• **Task brief**:
For the entries presented below, indicate the number of lines that include the word "Autodesk", adding nothing else.
Data provided section start
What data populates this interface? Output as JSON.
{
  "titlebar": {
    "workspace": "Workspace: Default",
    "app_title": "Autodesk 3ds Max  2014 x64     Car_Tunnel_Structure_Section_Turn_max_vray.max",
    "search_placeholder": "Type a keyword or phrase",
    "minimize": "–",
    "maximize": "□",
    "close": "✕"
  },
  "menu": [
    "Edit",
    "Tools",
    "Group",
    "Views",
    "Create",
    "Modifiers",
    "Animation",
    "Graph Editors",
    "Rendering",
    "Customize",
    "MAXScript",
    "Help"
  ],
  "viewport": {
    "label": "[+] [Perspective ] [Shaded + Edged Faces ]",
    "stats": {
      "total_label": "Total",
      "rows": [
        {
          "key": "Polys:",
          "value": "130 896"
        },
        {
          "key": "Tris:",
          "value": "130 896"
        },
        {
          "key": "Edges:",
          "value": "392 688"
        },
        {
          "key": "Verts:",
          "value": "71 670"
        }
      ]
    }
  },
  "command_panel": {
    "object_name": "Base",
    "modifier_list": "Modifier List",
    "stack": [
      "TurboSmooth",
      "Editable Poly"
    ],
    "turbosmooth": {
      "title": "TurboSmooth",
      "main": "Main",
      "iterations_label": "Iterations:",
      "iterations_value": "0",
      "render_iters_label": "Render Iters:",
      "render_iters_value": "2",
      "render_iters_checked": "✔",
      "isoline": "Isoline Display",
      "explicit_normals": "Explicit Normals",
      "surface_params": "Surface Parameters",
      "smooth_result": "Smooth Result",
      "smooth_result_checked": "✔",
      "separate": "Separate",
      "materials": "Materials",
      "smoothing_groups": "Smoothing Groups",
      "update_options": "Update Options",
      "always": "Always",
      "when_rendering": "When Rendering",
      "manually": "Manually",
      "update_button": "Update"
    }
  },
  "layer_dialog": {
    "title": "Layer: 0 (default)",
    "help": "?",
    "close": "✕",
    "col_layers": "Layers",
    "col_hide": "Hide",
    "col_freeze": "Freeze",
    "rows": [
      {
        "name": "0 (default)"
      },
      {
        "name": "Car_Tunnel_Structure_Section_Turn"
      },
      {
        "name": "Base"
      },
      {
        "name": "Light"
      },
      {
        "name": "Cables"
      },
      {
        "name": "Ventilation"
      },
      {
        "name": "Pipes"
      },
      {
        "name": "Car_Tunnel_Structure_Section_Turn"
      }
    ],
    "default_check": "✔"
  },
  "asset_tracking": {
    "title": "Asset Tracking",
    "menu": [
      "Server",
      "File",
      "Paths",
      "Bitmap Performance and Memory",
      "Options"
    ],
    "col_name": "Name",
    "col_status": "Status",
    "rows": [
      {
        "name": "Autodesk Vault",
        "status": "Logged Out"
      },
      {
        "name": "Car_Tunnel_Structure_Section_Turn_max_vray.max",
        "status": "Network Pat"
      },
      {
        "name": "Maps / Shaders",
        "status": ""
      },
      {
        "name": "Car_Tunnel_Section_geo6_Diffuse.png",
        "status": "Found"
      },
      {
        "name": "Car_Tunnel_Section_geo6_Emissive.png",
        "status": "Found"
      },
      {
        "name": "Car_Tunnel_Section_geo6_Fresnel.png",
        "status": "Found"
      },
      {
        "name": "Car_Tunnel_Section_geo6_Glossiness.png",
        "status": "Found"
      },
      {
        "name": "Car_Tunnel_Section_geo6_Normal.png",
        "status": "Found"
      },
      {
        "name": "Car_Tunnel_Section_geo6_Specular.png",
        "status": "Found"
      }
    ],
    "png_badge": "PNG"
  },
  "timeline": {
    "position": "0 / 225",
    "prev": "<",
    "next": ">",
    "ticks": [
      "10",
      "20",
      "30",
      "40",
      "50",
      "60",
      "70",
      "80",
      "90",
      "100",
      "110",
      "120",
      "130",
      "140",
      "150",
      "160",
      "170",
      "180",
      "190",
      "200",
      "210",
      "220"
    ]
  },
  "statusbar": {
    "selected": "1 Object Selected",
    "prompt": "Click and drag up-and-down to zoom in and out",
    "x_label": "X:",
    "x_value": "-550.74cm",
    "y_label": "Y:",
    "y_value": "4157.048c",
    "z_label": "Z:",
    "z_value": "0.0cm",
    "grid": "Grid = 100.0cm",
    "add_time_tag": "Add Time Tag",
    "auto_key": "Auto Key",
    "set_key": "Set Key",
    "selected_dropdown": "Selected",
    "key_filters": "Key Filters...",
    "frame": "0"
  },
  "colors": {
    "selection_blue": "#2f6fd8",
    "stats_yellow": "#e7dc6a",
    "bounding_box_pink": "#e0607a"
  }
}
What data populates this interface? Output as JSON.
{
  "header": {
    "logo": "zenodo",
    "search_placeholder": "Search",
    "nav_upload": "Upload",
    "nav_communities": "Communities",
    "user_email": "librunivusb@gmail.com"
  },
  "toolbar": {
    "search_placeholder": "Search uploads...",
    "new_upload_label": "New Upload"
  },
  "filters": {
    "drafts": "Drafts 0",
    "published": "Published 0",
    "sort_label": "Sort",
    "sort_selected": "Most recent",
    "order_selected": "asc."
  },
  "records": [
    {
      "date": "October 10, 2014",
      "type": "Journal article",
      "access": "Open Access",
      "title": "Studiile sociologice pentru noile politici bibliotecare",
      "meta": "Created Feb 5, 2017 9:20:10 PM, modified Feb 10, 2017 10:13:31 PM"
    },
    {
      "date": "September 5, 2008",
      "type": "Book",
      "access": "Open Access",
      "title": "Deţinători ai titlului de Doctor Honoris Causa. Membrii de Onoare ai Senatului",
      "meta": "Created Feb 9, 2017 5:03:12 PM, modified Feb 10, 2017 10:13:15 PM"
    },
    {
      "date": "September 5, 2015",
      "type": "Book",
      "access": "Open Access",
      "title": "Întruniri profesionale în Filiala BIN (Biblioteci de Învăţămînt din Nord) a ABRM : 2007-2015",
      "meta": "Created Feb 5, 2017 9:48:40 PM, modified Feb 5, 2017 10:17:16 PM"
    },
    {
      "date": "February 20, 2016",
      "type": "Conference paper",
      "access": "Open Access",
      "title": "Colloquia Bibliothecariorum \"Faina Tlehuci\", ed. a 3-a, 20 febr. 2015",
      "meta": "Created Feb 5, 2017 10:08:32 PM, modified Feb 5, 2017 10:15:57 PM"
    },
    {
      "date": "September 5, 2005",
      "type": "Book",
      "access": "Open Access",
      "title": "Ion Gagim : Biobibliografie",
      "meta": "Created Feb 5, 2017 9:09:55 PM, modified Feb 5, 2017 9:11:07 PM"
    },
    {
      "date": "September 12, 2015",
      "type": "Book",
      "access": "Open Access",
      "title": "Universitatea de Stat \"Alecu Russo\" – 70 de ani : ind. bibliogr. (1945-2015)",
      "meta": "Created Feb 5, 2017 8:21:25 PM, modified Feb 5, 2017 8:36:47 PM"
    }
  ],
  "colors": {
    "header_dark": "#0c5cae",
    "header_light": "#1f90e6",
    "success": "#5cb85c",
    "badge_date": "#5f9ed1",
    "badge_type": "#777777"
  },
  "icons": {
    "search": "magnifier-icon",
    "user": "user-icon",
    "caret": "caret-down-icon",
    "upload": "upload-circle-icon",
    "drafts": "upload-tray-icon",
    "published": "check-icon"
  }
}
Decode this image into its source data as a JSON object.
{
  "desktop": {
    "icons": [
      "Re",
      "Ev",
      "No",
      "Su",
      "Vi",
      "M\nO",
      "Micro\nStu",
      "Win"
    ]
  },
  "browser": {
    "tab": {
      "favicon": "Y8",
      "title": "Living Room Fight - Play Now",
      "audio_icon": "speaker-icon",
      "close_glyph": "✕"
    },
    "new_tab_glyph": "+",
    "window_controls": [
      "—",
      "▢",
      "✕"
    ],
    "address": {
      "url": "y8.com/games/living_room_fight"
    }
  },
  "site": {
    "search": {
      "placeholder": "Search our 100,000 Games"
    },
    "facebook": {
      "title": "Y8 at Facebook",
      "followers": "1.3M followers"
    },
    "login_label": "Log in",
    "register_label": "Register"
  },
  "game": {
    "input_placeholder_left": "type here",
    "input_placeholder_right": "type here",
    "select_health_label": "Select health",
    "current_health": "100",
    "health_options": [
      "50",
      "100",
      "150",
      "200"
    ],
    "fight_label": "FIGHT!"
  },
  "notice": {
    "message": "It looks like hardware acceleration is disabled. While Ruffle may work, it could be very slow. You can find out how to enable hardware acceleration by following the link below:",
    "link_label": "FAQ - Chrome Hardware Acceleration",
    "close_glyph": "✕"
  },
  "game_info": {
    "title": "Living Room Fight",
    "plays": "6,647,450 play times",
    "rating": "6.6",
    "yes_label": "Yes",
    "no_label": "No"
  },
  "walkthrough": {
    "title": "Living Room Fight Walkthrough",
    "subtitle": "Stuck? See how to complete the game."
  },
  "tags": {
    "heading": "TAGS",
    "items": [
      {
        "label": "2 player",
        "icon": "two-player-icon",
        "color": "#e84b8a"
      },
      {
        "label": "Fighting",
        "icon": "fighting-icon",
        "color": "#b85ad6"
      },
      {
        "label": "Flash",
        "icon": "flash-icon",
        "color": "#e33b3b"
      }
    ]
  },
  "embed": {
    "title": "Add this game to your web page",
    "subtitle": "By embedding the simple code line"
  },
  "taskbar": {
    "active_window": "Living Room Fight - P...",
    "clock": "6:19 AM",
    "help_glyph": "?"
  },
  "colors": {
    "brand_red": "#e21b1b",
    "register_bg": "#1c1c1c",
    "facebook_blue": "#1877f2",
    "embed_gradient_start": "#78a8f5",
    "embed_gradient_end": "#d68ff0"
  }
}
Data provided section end
• **Written response**:
2